• **Information provided**:
= Beginning of Section =
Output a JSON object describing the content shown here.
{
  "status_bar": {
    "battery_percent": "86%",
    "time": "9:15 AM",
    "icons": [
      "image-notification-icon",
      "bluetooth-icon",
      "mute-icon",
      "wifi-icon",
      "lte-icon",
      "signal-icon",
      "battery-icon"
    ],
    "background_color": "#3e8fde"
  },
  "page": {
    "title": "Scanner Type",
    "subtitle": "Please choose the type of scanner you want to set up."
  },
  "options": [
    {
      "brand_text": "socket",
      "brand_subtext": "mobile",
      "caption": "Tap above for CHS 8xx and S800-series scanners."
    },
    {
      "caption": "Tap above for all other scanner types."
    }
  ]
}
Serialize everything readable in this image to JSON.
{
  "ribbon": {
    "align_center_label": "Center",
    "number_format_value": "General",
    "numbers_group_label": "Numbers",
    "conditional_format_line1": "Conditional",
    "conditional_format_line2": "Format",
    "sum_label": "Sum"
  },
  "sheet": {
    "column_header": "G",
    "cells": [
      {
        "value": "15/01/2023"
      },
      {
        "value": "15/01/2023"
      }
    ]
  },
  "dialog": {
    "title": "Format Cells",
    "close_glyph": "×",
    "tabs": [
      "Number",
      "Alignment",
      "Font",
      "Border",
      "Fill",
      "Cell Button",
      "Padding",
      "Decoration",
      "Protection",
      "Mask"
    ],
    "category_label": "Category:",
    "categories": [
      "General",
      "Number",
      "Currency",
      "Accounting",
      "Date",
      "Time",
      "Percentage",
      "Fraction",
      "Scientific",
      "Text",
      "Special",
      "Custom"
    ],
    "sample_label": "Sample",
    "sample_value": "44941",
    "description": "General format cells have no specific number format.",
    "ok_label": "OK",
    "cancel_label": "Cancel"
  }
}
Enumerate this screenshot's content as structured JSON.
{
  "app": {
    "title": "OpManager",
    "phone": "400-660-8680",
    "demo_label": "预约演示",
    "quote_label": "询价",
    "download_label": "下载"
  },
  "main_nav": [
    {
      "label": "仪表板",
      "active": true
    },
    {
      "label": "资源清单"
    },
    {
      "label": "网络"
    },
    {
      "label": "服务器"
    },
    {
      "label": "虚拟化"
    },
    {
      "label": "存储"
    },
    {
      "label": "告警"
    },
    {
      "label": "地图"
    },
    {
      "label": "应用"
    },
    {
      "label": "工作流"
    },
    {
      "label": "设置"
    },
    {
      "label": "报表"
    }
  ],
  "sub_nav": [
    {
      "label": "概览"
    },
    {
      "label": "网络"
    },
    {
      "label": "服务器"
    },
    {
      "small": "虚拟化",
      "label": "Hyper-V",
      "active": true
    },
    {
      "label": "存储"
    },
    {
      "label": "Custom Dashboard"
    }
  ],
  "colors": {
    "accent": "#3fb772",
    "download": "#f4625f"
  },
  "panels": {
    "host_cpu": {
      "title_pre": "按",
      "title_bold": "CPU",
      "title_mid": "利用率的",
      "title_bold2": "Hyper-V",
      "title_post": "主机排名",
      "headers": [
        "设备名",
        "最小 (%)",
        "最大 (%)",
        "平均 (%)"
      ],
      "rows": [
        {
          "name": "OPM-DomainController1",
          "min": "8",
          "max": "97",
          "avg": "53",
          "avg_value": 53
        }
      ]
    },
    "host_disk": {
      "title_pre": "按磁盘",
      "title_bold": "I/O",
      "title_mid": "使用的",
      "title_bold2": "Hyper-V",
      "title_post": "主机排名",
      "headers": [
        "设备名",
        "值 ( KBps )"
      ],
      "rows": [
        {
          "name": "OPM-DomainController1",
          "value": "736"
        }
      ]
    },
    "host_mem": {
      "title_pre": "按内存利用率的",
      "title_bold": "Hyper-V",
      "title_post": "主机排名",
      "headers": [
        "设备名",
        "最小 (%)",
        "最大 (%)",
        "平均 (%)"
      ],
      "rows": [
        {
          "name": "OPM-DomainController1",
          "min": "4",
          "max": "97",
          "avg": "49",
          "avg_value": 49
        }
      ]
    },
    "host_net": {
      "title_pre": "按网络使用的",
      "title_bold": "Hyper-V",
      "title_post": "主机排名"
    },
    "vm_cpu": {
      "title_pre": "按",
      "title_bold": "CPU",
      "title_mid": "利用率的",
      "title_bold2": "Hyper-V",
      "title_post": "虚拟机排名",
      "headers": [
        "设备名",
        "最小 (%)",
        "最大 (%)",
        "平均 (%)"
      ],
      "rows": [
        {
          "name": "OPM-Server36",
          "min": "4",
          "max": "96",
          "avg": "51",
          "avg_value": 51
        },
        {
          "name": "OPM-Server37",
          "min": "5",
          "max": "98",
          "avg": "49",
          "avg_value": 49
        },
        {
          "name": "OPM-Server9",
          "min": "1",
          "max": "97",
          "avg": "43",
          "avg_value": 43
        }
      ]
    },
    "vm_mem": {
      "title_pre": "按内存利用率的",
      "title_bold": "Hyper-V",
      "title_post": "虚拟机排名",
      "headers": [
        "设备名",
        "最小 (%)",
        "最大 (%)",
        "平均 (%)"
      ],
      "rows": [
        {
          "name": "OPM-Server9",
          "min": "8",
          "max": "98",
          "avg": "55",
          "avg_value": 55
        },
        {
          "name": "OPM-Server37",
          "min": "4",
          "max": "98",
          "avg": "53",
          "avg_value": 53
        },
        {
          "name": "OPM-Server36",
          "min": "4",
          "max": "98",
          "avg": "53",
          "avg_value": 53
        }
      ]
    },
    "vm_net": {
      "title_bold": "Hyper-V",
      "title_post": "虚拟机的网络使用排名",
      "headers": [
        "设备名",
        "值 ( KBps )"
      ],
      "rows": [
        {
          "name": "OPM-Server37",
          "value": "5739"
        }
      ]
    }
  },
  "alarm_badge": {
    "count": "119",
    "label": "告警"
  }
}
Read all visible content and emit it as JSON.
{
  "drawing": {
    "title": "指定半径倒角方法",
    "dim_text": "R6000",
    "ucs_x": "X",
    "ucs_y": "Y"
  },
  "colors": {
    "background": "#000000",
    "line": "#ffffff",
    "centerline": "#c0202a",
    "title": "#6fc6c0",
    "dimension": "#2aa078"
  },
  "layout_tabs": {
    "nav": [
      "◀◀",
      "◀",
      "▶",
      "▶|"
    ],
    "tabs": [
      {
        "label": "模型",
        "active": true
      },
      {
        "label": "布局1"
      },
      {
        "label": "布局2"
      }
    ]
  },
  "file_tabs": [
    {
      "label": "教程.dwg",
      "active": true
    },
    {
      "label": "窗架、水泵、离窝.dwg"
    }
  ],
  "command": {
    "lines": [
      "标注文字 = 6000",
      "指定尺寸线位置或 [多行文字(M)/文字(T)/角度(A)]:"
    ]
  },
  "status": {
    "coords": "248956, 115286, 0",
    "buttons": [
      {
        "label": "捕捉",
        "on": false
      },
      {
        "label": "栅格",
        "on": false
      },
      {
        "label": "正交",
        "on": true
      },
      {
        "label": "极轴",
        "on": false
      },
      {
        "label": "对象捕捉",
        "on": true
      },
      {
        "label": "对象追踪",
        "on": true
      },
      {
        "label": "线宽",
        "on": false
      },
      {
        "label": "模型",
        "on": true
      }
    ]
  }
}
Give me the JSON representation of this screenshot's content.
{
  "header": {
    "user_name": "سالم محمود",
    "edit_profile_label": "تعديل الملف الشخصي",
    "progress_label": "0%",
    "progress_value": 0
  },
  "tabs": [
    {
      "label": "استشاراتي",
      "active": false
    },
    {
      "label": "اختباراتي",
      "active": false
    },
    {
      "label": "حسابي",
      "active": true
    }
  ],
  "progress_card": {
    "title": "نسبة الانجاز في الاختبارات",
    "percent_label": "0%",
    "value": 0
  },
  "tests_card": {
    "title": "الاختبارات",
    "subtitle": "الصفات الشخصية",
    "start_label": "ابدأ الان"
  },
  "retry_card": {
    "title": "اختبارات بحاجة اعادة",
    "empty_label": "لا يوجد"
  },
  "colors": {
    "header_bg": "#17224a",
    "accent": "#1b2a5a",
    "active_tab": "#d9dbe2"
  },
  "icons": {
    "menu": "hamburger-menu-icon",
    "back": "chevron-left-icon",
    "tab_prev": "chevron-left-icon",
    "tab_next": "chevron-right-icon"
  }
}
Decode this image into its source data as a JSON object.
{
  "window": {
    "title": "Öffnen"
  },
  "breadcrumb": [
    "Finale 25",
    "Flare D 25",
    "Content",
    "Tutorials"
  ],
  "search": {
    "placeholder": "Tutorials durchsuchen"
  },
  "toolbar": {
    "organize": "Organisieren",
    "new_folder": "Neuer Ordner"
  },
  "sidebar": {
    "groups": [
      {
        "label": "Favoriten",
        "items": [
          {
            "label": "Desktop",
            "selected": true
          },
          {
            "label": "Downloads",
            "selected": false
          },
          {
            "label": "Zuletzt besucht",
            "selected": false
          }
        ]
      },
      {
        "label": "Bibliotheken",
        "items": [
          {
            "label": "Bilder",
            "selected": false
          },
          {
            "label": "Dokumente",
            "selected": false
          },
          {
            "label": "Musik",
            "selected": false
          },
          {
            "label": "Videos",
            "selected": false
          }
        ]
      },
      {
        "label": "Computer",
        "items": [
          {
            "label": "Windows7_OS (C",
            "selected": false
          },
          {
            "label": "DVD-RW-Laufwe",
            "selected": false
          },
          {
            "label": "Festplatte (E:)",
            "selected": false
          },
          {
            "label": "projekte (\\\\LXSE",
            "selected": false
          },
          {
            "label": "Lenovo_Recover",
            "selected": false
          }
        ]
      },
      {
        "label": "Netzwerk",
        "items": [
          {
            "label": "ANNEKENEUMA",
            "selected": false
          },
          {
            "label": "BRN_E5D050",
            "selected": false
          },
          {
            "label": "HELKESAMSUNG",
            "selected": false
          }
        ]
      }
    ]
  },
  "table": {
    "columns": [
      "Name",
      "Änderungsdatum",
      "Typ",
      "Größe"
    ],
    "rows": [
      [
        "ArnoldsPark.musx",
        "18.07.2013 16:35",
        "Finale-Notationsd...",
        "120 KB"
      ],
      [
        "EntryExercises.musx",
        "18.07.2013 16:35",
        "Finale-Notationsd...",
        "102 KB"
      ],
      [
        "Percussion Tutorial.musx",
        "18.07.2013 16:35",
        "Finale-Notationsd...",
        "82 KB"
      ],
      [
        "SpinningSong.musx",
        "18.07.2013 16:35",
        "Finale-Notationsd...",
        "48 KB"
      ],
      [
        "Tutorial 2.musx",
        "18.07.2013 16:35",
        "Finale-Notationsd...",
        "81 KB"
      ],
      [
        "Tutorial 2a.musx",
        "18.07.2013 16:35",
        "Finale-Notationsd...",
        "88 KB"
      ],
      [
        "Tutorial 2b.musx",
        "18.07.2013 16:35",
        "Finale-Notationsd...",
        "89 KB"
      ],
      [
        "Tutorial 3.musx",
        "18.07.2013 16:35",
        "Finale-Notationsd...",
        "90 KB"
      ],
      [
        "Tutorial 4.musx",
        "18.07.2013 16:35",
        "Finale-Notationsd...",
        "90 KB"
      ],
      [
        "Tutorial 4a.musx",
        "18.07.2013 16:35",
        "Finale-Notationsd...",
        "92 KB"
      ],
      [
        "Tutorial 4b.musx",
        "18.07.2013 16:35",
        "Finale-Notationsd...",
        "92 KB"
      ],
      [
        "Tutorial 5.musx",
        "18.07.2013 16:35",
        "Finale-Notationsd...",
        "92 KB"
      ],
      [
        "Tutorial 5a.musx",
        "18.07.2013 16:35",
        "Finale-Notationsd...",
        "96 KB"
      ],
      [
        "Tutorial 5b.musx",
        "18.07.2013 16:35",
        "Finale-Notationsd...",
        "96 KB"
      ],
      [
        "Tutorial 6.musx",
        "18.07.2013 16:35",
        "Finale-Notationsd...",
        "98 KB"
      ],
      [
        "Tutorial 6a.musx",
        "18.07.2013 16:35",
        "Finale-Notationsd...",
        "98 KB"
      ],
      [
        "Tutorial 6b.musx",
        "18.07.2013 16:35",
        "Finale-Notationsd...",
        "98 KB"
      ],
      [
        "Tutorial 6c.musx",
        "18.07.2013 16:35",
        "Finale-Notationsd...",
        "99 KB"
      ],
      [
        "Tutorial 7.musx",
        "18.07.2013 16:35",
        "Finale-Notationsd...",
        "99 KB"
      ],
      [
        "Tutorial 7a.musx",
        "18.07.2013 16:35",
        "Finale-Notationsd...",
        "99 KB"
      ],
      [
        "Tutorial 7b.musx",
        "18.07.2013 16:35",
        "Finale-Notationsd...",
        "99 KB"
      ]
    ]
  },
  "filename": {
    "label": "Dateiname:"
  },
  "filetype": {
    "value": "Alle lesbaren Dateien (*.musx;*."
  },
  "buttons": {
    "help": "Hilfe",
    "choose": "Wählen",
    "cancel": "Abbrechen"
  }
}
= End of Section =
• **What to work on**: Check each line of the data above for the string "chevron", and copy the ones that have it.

• **Solution for this task**:
    "back": "chevron-left-icon",
    "tab_prev": "chevron-left-icon",
    "tab_next": "chevron-right-icon"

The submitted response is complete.